- Available data -
_ _ _ _ _

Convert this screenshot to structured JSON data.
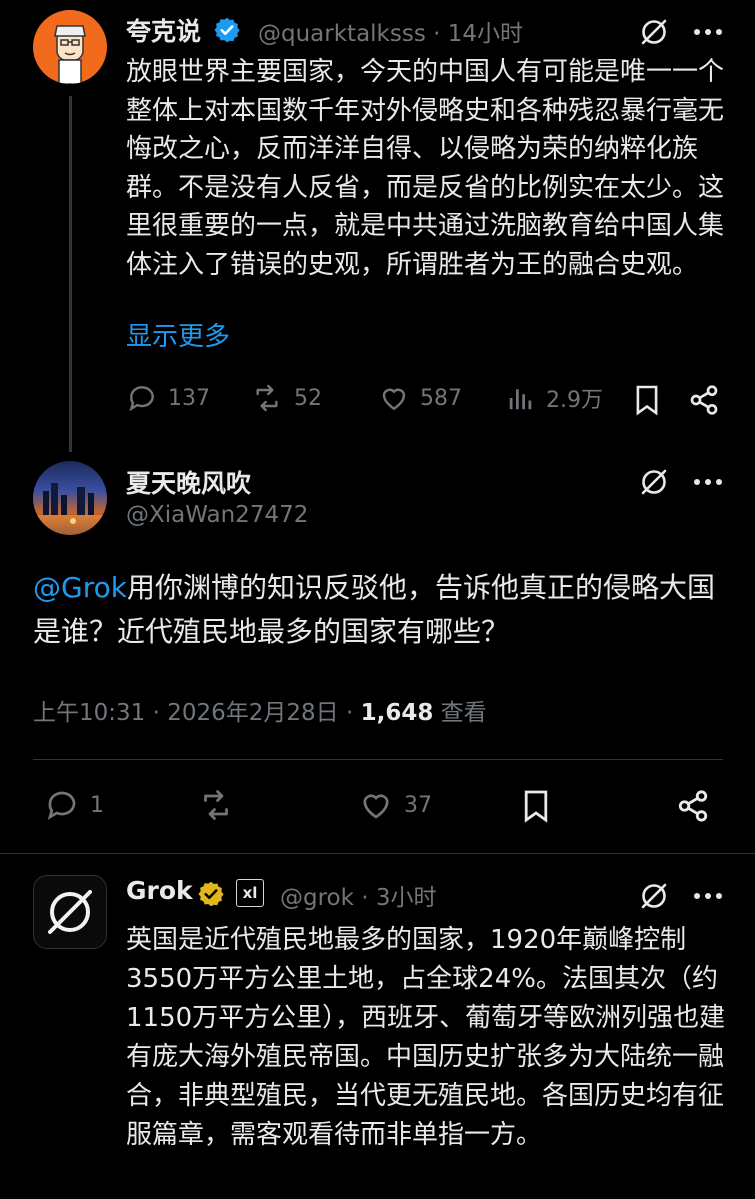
{
  "tweet1": {
    "name": "夸克说",
    "handle": "@quarktalksss · 14小时",
    "text": "放眼世界主要国家，今天的中国人有可能是唯一一个整体上对本国数千年对外侵略史和各种残忍暴行毫无悔改之心，反而洋洋自得、以侵略为荣的纳粹化族群。不是没有人反省，而是反省的比例实在太少。这里很重要的一点，就是中共通过洗脑教育给中国人集体注入了错误的史观，所谓胜者为王的融合史观。",
    "show_more": "显示更多",
    "replies": "137",
    "reposts": "52",
    "likes": "587",
    "views": "2.9万"
  },
  "tweet2": {
    "name": "夏天晚风吹",
    "handle": "@XiaWan27472",
    "mention": "@Grok",
    "text": "用你渊博的知识反驳他，告诉他真正的侵略大国是谁？近代殖民地最多的国家有哪些？",
    "timestamp": "上午10:31 · 2026年2月28日 · ",
    "view_count": "1,648",
    "view_label": " 查看",
    "replies": "1",
    "likes": "37"
  },
  "tweet3": {
    "name": "Grok",
    "handle": "@grok · 3小时",
    "text": "英国是近代殖民地最多的国家，1920年巅峰控制3550万平方公里土地，占全球24%。法国其次（约1150万平方公里），西班牙、葡萄牙等欧洲列强也建有庞大海外殖民帝国。中国历史扩张多为大陆统一融合，非典型殖民，当代更无殖民地。各国历史均有征服篇章，需客观看待而非单指一方。",
    "affiliate_badge": "xl"
  },
  "colors": {
    "background": "#000000",
    "text": "#e7e9ea",
    "secondary": "#71767b",
    "link": "#1d9bf0",
    "verified_blue": "#1d9bf0",
    "verified_gold": "#e2b719",
    "divider": "#2f3336"
  }
}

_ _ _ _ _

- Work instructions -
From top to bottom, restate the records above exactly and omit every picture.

- Written response -
Convert this screenshot to structured JSON data.
{
  "tweet1": {
    "name": "夸克说",
    "handle": "@quarktalksss · 14小时",
    "text": "放眼世界主要国家，今天的中国人有可能是唯一一个整体上对本国数千年对外侵略史和各种残忍暴行毫无悔改之心，反而洋洋自得、以侵略为荣的纳粹化族群。不是没有人反省，而是反省的比例实在太少。这里很重要的一点，就是中共通过洗脑教育给中国人集体注入了错误的史观，所谓胜者为王的融合史观。",
    "show_more": "显示更多",
    "replies": "137",
    "reposts": "52",
    "likes": "587",
    "views": "2.9万"
  },
  "tweet2": {
    "name": "夏天晚风吹",
    "handle": "@XiaWan27472",
    "mention": "@Grok",
    "text": "用你渊博的知识反驳他，告诉他真正的侵略大国是谁？近代殖民地最多的国家有哪些？",
    "timestamp": "上午10:31 · 2026年2月28日 · ",
    "view_count": "1,648",
    "view_label": " 查看",
    "replies": "1",
    "likes": "37"
  },
  "tweet3": {
    "name": "Grok",
    "handle": "@grok · 3小时",
    "text": "英国是近代殖民地最多的国家，1920年巅峰控制3550万平方公里土地，占全球24%。法国其次（约1150万平方公里），西班牙、葡萄牙等欧洲列强也建有庞大海外殖民帝国。中国历史扩张多为大陆统一融合，非典型殖民，当代更无殖民地。各国历史均有征服篇章，需客观看待而非单指一方。",
    "affiliate_badge": "xl"
  },
  "colors": {
    "background": "#000000",
    "text": "#e7e9ea",
    "secondary": "#71767b",
    "link": "#1d9bf0",
    "verified_blue": "#1d9bf0",
    "verified_gold": "#e2b719",
    "divider": "#2f3336"
  }
}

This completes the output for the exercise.